Uncovering dishonesty

Resume padding is said to be on the rise – which means due diligence should be too.

There’s something about stories of fraud allegations that gets people clicking: two recent articles on PEM, one related to Playboy’s private equity partners and another to an alleged ponzi scheme, have quickly become among the site’s most read items in the past week.

Part of their popularity may indeed be down to the fact that such stories remain relatively rare in the private equity world. Insiders say that while cases of fraud and illegal activity pop up from time to time, a much more common form of dishonesty that industry professionals might run across is resume padding. Educational qualifications, certifications such as CPA, CFA and various memberships are among the items that may be embellished.

The prevalence of resume padding is not limited to one specific industry. According to a recent CareerBuilder.com survey, 38 percent of the 5,000 respondents indicated that they had exaggerated their job responsibilities as noted on their resumes. Approximately 18 percent admitted to lying about their skill set, 10 percent about their academic degree and 5 percent said they had been untruthful about their job title.

Private equity managers’ due diligence processes should uncover such dishonesty as they typically include background checks on executives at prospective acquisition targets and on professionals they plan to install at portfolio companies. The process should not only involve speaking to a chief executive, but the individual’s former employees, co-workers and others beyond references provided, says Ken Springer, a former special agent of the US Federal Bureau of Investigation and head of Corporate Resolutions, a consulting firm.

About one in 10 investigations result in a private equity firm restructuring a contract or even abandoning a deal altogether, according to Springer.

As fund managers continue to expand their reach and strategies, the need for such due diligence increases; entering unfamiliar geographies and markets exacerbates the need for background checks, says Robert Strang, head of Investigative Management Group, a corporate security and intelligence gathering firm.

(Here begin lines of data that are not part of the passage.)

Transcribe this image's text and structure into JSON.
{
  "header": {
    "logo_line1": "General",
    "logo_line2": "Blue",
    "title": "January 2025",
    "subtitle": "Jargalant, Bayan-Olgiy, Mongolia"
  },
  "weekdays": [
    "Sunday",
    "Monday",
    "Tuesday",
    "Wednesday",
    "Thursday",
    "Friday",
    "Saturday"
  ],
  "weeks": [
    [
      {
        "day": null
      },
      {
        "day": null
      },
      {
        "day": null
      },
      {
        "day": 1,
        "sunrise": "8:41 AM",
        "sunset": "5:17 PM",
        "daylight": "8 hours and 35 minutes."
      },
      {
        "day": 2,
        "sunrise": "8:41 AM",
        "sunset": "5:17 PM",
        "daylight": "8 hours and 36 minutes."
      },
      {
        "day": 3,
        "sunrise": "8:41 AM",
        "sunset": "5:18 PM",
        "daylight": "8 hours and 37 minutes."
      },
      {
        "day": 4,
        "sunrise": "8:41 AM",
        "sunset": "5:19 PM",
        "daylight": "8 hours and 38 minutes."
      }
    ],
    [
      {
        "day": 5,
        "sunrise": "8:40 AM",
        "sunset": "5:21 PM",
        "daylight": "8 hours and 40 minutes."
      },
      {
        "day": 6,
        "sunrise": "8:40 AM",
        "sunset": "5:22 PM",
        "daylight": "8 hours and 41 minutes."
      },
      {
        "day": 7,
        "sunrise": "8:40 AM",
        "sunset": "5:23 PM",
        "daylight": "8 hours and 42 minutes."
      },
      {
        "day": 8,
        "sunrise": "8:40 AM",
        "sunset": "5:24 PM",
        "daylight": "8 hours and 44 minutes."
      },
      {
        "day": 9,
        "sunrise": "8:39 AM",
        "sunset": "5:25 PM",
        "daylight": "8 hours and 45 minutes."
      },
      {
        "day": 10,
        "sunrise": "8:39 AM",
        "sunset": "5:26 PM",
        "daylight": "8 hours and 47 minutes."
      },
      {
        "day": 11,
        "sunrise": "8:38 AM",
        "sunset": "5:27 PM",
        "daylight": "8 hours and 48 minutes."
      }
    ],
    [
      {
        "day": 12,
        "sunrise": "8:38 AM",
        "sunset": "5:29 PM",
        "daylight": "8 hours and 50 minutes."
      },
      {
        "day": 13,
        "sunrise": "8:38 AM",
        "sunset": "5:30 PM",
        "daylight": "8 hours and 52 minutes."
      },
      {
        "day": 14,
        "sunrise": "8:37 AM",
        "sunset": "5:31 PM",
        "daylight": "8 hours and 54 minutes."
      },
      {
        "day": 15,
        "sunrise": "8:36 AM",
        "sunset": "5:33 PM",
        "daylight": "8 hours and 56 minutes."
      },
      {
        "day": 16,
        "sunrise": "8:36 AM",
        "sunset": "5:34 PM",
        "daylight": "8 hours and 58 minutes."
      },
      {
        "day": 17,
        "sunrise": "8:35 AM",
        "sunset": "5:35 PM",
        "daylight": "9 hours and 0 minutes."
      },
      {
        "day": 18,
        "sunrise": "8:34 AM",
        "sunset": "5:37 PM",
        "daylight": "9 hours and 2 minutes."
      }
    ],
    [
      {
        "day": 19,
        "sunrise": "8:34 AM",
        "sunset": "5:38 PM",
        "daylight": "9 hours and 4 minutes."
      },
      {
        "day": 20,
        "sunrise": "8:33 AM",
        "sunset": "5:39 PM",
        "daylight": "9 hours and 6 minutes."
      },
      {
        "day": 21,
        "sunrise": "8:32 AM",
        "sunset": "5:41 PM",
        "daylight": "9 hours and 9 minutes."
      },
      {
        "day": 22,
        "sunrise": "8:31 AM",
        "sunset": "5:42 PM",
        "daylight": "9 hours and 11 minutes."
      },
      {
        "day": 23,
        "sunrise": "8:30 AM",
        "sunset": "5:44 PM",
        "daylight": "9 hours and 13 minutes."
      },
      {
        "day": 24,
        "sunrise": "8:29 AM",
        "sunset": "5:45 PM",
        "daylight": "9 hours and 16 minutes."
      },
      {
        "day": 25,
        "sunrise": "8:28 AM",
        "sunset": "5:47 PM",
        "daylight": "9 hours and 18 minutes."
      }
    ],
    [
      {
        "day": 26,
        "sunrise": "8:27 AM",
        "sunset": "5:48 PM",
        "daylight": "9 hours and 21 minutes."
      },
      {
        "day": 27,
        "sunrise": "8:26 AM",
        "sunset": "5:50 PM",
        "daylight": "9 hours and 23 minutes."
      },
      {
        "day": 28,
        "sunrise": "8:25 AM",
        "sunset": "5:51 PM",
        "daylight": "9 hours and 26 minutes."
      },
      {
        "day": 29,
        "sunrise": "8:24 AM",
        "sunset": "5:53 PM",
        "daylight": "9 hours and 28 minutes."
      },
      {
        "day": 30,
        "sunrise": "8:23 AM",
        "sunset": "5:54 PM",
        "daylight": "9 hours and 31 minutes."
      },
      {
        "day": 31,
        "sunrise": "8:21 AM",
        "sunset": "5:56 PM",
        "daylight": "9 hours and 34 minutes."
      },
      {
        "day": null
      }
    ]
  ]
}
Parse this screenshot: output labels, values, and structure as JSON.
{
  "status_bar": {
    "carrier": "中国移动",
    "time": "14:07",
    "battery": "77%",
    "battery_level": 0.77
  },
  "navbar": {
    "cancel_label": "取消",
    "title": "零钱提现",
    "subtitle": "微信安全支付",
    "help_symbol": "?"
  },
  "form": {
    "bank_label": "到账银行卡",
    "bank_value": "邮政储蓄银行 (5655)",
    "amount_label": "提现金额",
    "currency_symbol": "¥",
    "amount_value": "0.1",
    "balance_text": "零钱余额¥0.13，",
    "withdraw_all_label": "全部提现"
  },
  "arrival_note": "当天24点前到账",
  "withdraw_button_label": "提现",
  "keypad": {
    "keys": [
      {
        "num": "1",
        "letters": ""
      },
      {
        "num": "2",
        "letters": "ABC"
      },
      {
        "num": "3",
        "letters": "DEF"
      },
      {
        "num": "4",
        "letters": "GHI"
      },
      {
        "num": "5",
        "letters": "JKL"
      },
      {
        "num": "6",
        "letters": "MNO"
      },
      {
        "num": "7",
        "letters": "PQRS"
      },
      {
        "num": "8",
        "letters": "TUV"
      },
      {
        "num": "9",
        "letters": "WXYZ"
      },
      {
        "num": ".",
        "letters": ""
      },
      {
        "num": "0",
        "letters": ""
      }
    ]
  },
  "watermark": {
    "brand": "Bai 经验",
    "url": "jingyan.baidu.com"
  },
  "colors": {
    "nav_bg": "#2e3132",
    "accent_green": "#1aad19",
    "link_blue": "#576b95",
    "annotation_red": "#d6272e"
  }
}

An increasing need for such checks may contribute to the cost of doing business, but it could save private equity managers a lot of trouble down the road.